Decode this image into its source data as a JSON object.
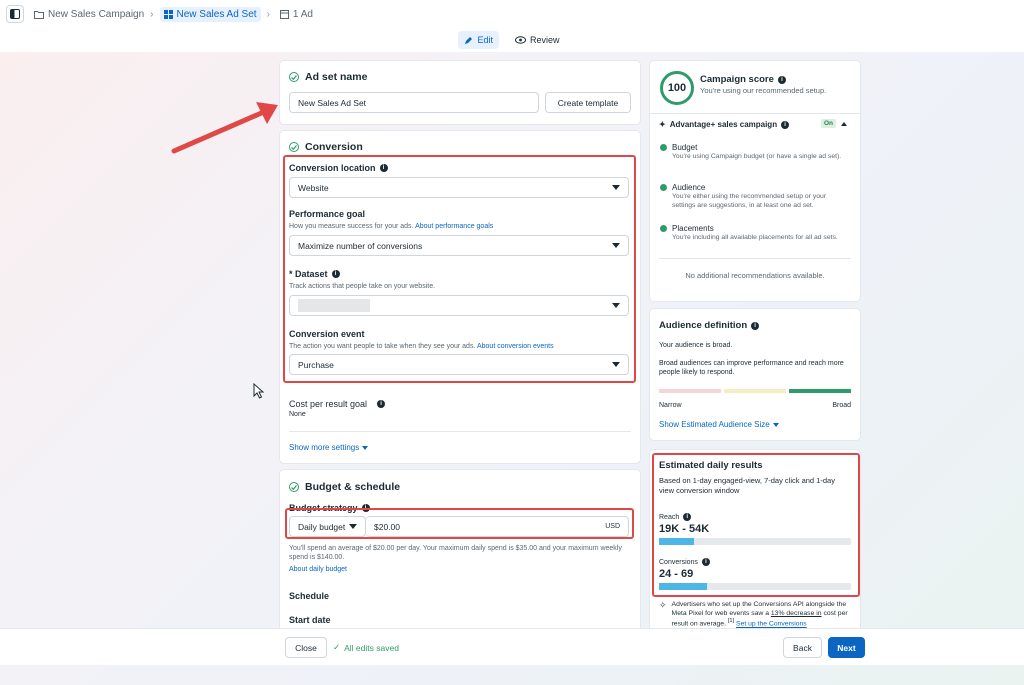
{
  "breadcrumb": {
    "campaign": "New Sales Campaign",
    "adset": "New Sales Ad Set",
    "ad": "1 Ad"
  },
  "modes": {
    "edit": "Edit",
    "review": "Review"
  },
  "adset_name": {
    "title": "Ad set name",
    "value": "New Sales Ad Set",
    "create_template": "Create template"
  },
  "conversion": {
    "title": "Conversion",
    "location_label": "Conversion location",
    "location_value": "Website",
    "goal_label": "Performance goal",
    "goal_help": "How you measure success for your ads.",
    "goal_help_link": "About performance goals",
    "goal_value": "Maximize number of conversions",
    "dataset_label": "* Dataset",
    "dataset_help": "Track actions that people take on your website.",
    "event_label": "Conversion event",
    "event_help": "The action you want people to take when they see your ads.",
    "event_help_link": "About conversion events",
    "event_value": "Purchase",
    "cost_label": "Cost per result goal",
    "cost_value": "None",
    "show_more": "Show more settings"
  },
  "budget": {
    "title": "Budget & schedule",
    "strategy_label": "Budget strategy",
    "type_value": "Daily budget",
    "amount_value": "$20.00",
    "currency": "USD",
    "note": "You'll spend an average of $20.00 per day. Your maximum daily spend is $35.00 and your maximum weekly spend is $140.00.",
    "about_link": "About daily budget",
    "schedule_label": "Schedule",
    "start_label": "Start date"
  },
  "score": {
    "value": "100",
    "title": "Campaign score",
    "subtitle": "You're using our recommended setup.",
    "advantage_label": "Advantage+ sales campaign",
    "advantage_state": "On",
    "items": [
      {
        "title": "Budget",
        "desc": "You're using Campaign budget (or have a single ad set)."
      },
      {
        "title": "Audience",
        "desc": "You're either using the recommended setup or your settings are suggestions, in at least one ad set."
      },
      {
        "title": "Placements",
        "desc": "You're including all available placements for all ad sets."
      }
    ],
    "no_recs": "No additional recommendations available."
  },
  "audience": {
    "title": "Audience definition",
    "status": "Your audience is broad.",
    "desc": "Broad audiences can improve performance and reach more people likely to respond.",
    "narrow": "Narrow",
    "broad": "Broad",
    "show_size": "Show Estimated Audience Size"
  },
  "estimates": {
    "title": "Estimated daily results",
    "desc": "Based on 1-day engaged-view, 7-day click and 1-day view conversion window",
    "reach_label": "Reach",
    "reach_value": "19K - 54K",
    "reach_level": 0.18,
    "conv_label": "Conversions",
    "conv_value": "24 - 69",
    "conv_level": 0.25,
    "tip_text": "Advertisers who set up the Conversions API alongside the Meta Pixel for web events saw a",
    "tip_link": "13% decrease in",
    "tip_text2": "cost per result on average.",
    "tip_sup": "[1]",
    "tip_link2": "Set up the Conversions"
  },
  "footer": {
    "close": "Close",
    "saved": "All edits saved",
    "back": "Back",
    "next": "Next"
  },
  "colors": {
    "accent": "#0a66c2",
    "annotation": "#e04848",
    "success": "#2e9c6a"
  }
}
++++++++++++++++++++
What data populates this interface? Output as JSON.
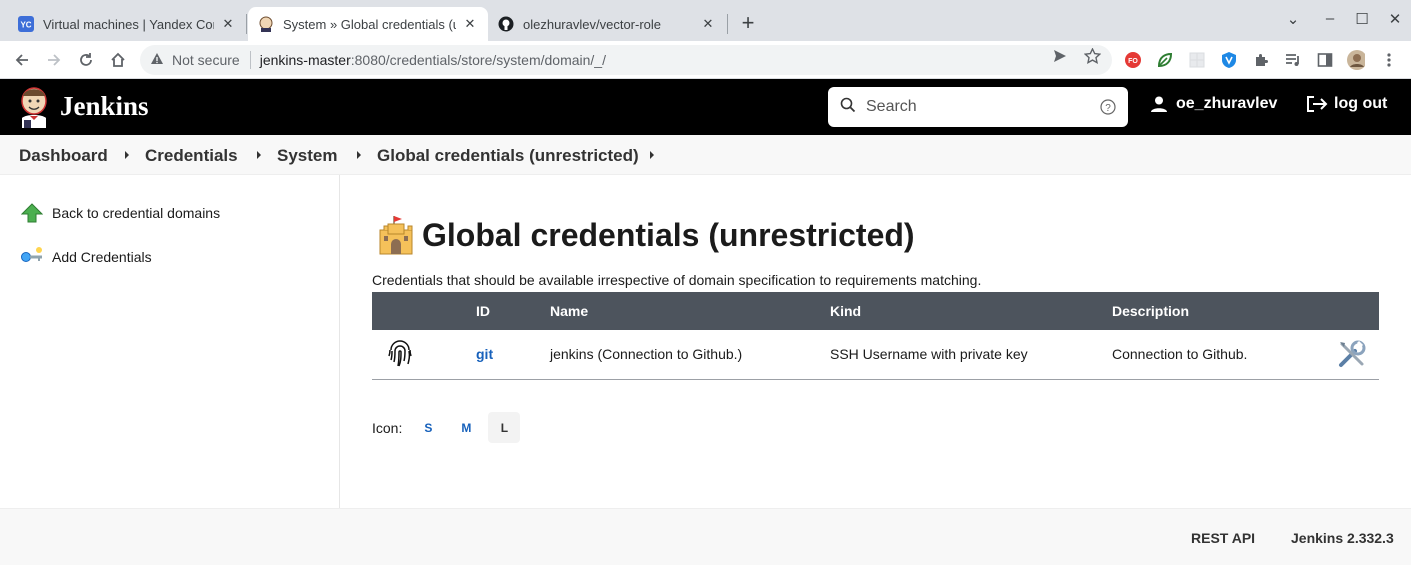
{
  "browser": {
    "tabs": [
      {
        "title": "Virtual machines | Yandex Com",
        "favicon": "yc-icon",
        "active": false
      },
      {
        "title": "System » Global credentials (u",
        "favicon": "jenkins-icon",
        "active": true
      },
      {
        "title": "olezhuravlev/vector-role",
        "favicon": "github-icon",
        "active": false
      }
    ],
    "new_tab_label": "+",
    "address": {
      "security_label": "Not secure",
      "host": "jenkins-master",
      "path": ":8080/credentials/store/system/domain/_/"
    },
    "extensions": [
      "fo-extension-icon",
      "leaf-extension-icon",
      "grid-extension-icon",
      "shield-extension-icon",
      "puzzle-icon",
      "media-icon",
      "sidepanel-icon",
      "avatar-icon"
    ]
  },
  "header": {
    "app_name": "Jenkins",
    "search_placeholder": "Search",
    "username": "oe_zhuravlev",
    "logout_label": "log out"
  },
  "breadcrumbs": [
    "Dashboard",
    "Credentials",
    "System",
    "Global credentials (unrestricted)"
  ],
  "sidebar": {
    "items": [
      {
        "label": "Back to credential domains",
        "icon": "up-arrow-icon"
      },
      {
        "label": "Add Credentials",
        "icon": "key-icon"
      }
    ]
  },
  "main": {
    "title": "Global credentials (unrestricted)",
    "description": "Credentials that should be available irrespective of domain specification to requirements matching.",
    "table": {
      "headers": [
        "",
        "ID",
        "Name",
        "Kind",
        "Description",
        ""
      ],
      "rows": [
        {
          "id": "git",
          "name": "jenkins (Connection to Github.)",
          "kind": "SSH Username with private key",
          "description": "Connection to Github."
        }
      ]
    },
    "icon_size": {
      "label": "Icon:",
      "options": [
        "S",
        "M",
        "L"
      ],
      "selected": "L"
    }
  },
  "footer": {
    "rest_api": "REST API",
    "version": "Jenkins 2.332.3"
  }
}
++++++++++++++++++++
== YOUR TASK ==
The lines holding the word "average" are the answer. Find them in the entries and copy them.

== TASK SOLUTION ==
    "note": "You'll spend an average of $20.00 per day. Your maximum daily spend is $35.00 and your maximum weekly spend is $140.00.",
    "tip_text2": "cost per result on average.",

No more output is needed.